As far as looks go, NeRmo mirrors a mouse’s skeletal system—although the ears, although cute, are likely superfluous. The robot’s rigid front half houses its electronics systems, while its latter half functions much as an actual flexible spine would, with four lumbar and lateral joints. Artificial tendons thread through the spine as well as the robot’s elbow and knee joints allow NeRmo even more mouselike movements alongside quicker turning times. 

Video demonstration of the mouselike NeRmo robot in action. CREDIT: Zhenshan Bing, et al.

According to collaborators at the Technical University of Munich, University of Technology Nuremberg, and China’s Sun Yat-Sen University, NeRmo’s tendon-pulley system precludes the need for any musculature while still allowing for smooth flexion capabilities across the lateral and sagittal planes, i.e. side-to-side, and up-and-down.
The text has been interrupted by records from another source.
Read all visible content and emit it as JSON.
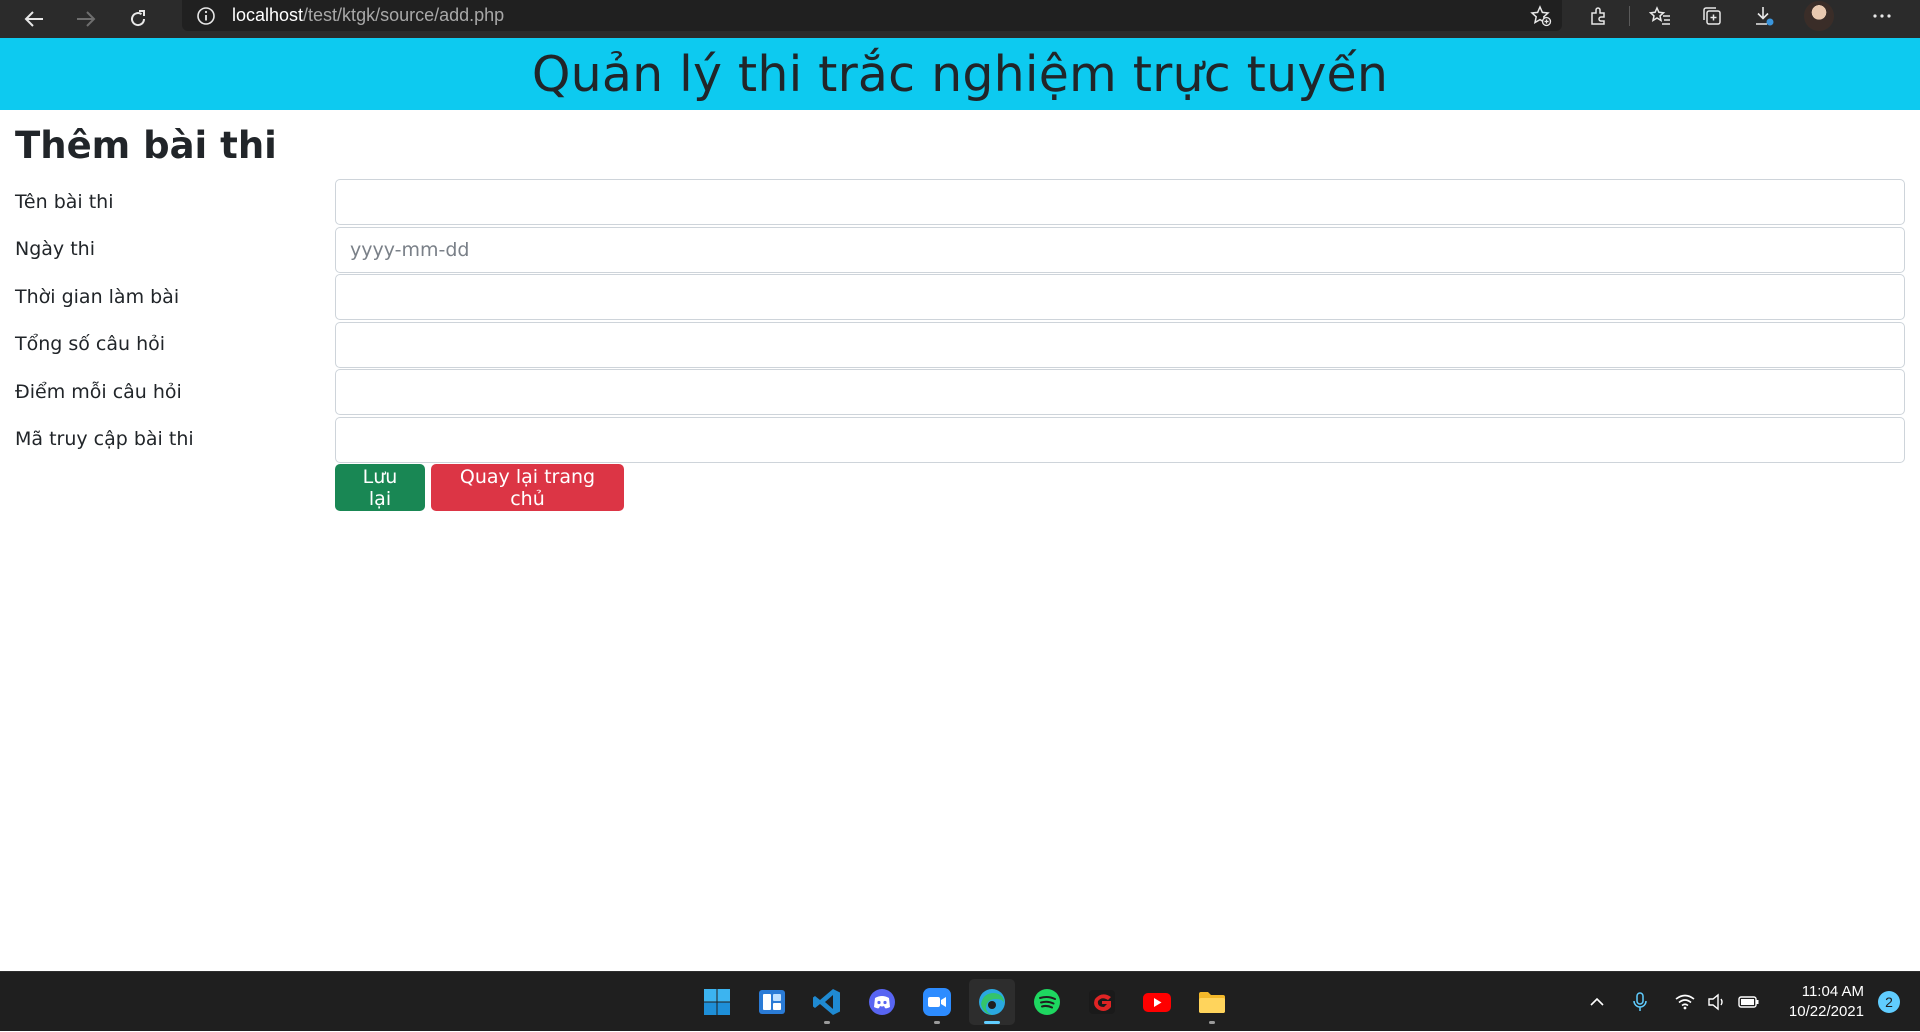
{
  "browser": {
    "url_host": "localhost",
    "url_path": "/test/ktgk/source/add.php"
  },
  "header": {
    "title": "Quản lý thi trắc nghiệm trực tuyến",
    "background": "#0dcaf0"
  },
  "form": {
    "section_title": "Thêm bài thi",
    "fields": [
      {
        "label": "Tên bài thi",
        "value": "",
        "placeholder": ""
      },
      {
        "label": "Ngày thi",
        "value": "",
        "placeholder": "yyyy-mm-dd"
      },
      {
        "label": "Thời gian làm bài",
        "value": "",
        "placeholder": ""
      },
      {
        "label": "Tổng số câu hỏi",
        "value": "",
        "placeholder": ""
      },
      {
        "label": "Điểm mỗi câu hỏi",
        "value": "",
        "placeholder": ""
      },
      {
        "label": "Mã truy cập bài thi",
        "value": "",
        "placeholder": ""
      }
    ],
    "save_label": "Lưu lại",
    "back_label": "Quay lại trang chủ",
    "save_color": "#198754",
    "back_color": "#dc3545"
  },
  "taskbar": {
    "apps": [
      "windows-start",
      "widgets",
      "vscode",
      "discord",
      "zoom",
      "edge",
      "spotify",
      "garena",
      "youtube",
      "file-explorer"
    ],
    "active_app": "edge",
    "time": "11:04 AM",
    "date": "10/22/2021",
    "notification_count": "2"
  }
}
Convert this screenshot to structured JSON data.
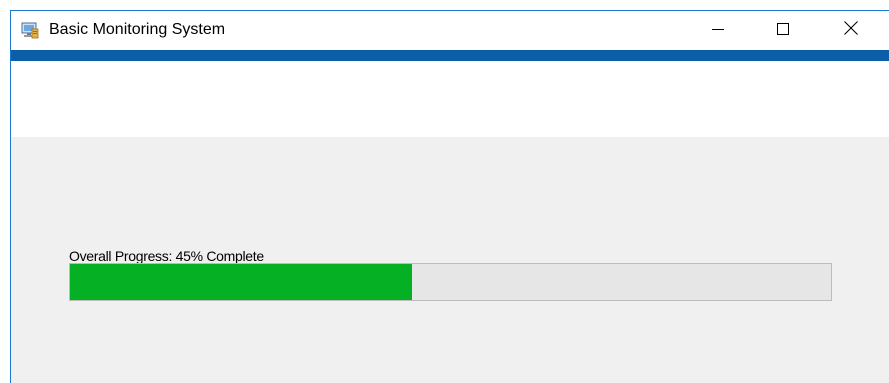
{
  "window": {
    "title": "Basic Monitoring System",
    "app_icon": "monitoring-app-icon",
    "controls": {
      "minimize_icon": "minimize-icon",
      "maximize_icon": "maximize-icon",
      "close_icon": "close-icon"
    }
  },
  "progress": {
    "label": "Overall Progress: 45% Complete",
    "value_percent": 45
  },
  "colors": {
    "accent": "#0b5ea8",
    "progress_fill": "#06b025",
    "progress_track": "#e6e6e6",
    "content_background": "#f0f0f0"
  }
}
To test their new design, the team ran NeRmo through a series of four experiments to demonstrate static balancing, straight-line walking, agile turning, and maze navigation. Each trial included two rounds—one with the spinal system engaged, and another with it disabled. Across the board, NeRmo performed their tasks better, faster, and more accurately when it integrated the spine into its movements.

Maze navigation, however, was NeRmo’s true shining moment. With its spine engaged, the mouse-bot completed its labyrinth runs an average of 30 percent faster than simply waddling through without spinal support.
Although still in its early stages, researchers believe further design tweaking and integration of the spinal systems into future quadruped robots could vastly improve their functionality. If NeRmo wasn’t proof enough, think of it this way—MIT’s Cheetah can gallop at 13 feet-per-second with just one actuated joint mimicking spinal flexion in the sagittal plane. NeRmo, meanwhile, has eight joints.